If you want to chart the decline of the Sony brand, using this baby monitor would be an apt illustration.
The Sony BabyCall NTM-910 is a 27-channel model with rechargeable batteries for $35 single, $51 dual. Yes, you read that right—the BabyCall has 27 channels (most monitors have at most one or two).
The downside? Well, the receiver is rather bulky. And since this monitor isn’t digital, it is possible to eavesdrop on the signal. And the 900 MHz frequency has less range than 2.4 GHz or DECT. But this model does have an out-of-range indicator and an optional sound-activated mode that silences the receiver until sufficient noise activates it.
So all that looks good, at least on paper? Well, this monitor was first released over ten years ago. And Sony hasn’t changed it much in all those years. The best-selling models today have DECT digital technology, which not only offers privacy but also helps eliminate interference from other home electronics.

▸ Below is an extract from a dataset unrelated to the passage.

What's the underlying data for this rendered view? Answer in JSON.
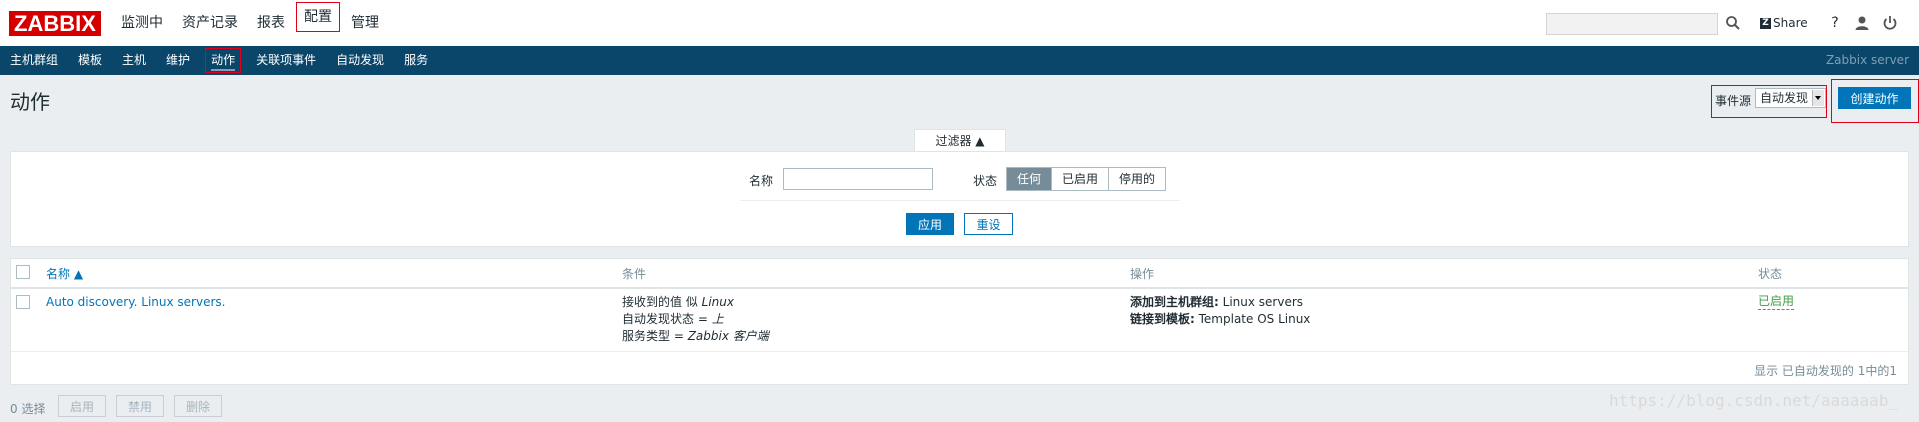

By sticking with ten-year-old technology, Sony has made a big mistake.
Even worse, the reviews of this model in recent years suggest Sony has cut corners with this model’s manufacturing. Now, we see complaints about out of range alarms that go off frequently. And that’s just the beginning—the reviews are downright brutal. Why Sony keeps this model in the shelf is hard to understand.
In the past year, Sony released and then discontinued a digital monitor, the NTM-DA1 ($25). Although it is still for sale online, we wouldn’t recommend it—readers were disappointed with the audio quality, range and overall sensitivity. The failure of their digital model indicates the problems with Sony’s baby monitors go beyond a lack of current technology.
Bottom line: Sony’s baby monitor is past its prime. Yes, we did recommend this monitor years ago, but there are better options out there now.